They are relaxed and moving throughout the segment. Neither of these women ever gets locked into one position. They shift their feet. They change their positions. It’s one of the main reasons they look so very much at home.
They authentically split their attention between the camera and each other. Anchor teams often look stiff and unnatural when standing because they are unsure about where they should look and how often they should shift their attention from camera to coanchor. The answer (demonstrated beautifully here). You should manage eye contact they way you would in animated conversation with a couple of people. You are constantly making good eye contact with both — and watching both for a reaction to what is being said.
They are comfortable in close proximity to each other. The fact that they are constantly moving helps with this. Also, they never let the space between them become a barrier. Even if you are standing further apart from your coanchor, you should usually work aggressively into the space between you. Otherwise, it becomes a sort of invisible barrier that can make the shot look formal and uncomfortable.
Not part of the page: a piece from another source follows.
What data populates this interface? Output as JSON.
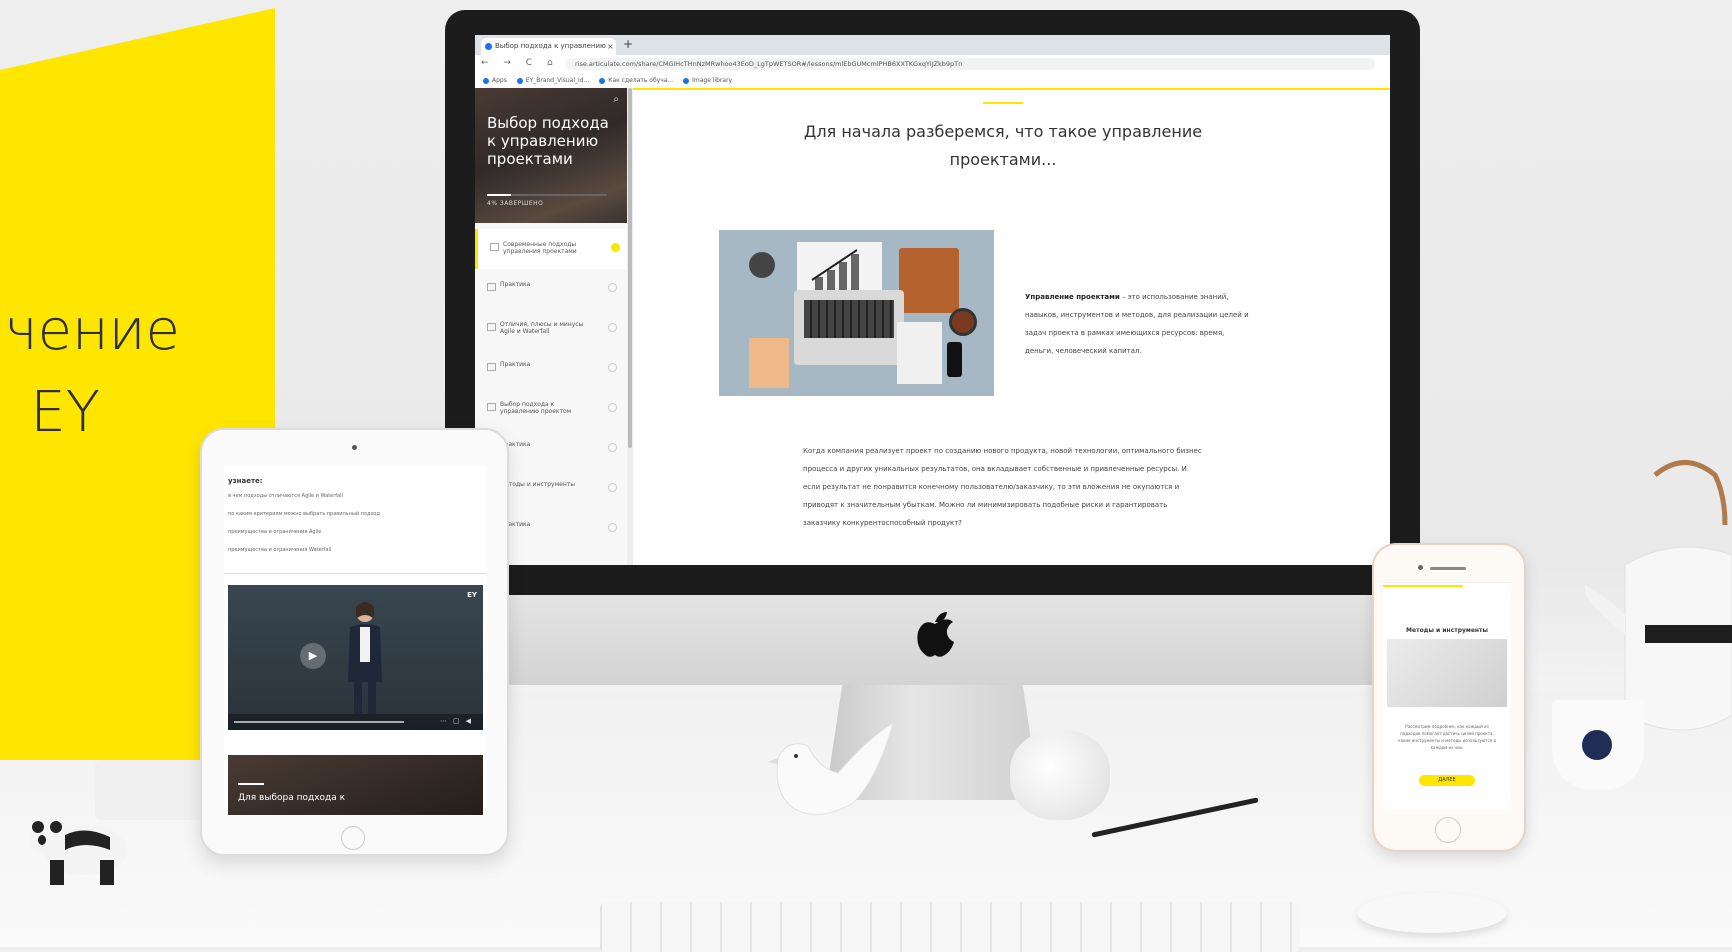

They pick up their cues without talking over each other. The key to pacing a tandem sequence effectively is not always so much talking fast as it is picking up the cues as the conversation flows from one person to another. Instead of just taking turns speaking, you get the feeling that Storm and Steele are really listening to each other and enthusiastically building the conversation as they process what they are hearing and respond to it. When you are working with another anchor it should never feel like you are just talking your turn. It should feel like you are listening and responding and building on what you hear.
Their volume and activity level are compatible. Researchers call this “interactional synchrony.” It’s the way that physical and vocal levels flow from one person to the other.
They are on the same emotional page. Emotion flows back and forth between them as effectively as gesture and speech.
They can laugh at themselves and each other. Few things are as boring as a couple of anchors so preoccupied with achieving some kind of perfection that they take themselves too seriously. Storm and Steele would rather have fun together than be perfect, and it makes all the difference.
These anchors are having fun in these examples because they are doing sports, but the dynamics of great tandem performance would be exactly the same in most serious of circumstances. As long as they continue to listen and respond so authentically to each other, this team will be great together whatever they are reporting.